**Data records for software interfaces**

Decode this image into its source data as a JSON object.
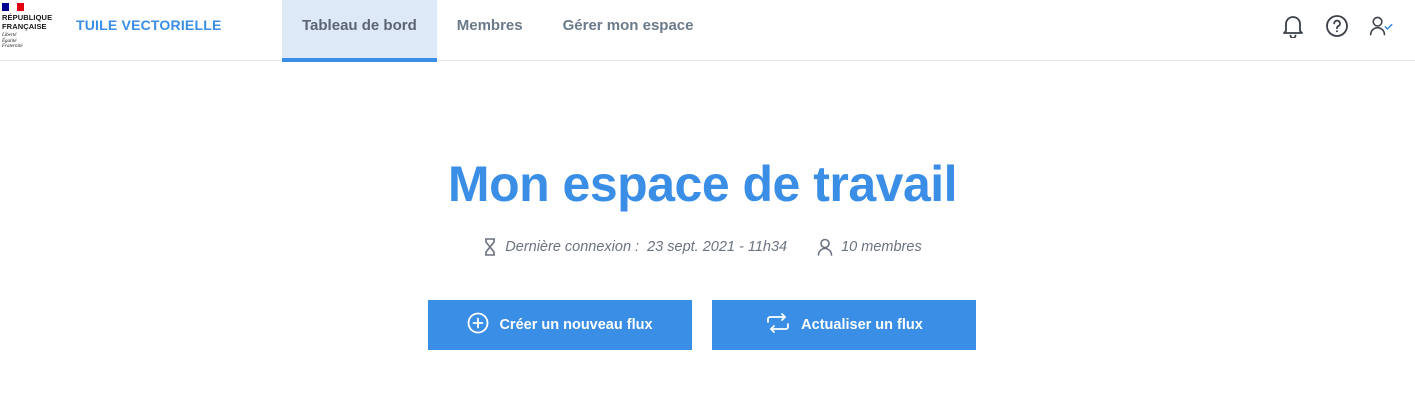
{
  "logo": {
    "name": "RÉPUBLIQUE\nFRANÇAISE",
    "motto": "Liberté\nÉgalité\nFraternité"
  },
  "service_name": "TUILE VECTORIELLE",
  "nav": {
    "tabs": [
      {
        "label": "Tableau de bord",
        "active": true
      },
      {
        "label": "Membres",
        "active": false
      },
      {
        "label": "Gérer mon espace",
        "active": false
      }
    ]
  },
  "header_icons": [
    "bell-icon",
    "help-icon",
    "user-check-icon"
  ],
  "main": {
    "title": "Mon espace de travail",
    "last_login_label": "Dernière connexion :",
    "last_login_value": "23 sept. 2021 - 11h34",
    "members": "10 membres"
  },
  "actions": {
    "create_label": "Créer un nouveau flux",
    "refresh_label": "Actualiser un flux"
  },
  "colors": {
    "accent": "#3a8ee6",
    "active_tab_bg": "#dde9f7",
    "muted_text": "#6b7280"
  }
}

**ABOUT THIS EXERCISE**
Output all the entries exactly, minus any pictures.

**ANSWER FOR THE TASK**
Decode this image into its source data as a JSON object.
{
  "logo": {
    "name": "RÉPUBLIQUE\nFRANÇAISE",
    "motto": "Liberté\nÉgalité\nFraternité"
  },
  "service_name": "TUILE VECTORIELLE",
  "nav": {
    "tabs": [
      {
        "label": "Tableau de bord",
        "active": true
      },
      {
        "label": "Membres",
        "active": false
      },
      {
        "label": "Gérer mon espace",
        "active": false
      }
    ]
  },
  "header_icons": [
    "bell-icon",
    "help-icon",
    "user-check-icon"
  ],
  "main": {
    "title": "Mon espace de travail",
    "last_login_label": "Dernière connexion :",
    "last_login_value": "23 sept. 2021 - 11h34",
    "members": "10 membres"
  },
  "actions": {
    "create_label": "Créer un nouveau flux",
    "refresh_label": "Actualiser un flux"
  },
  "colors": {
    "accent": "#3a8ee6",
    "active_tab_bg": "#dde9f7",
    "muted_text": "#6b7280"
  }
}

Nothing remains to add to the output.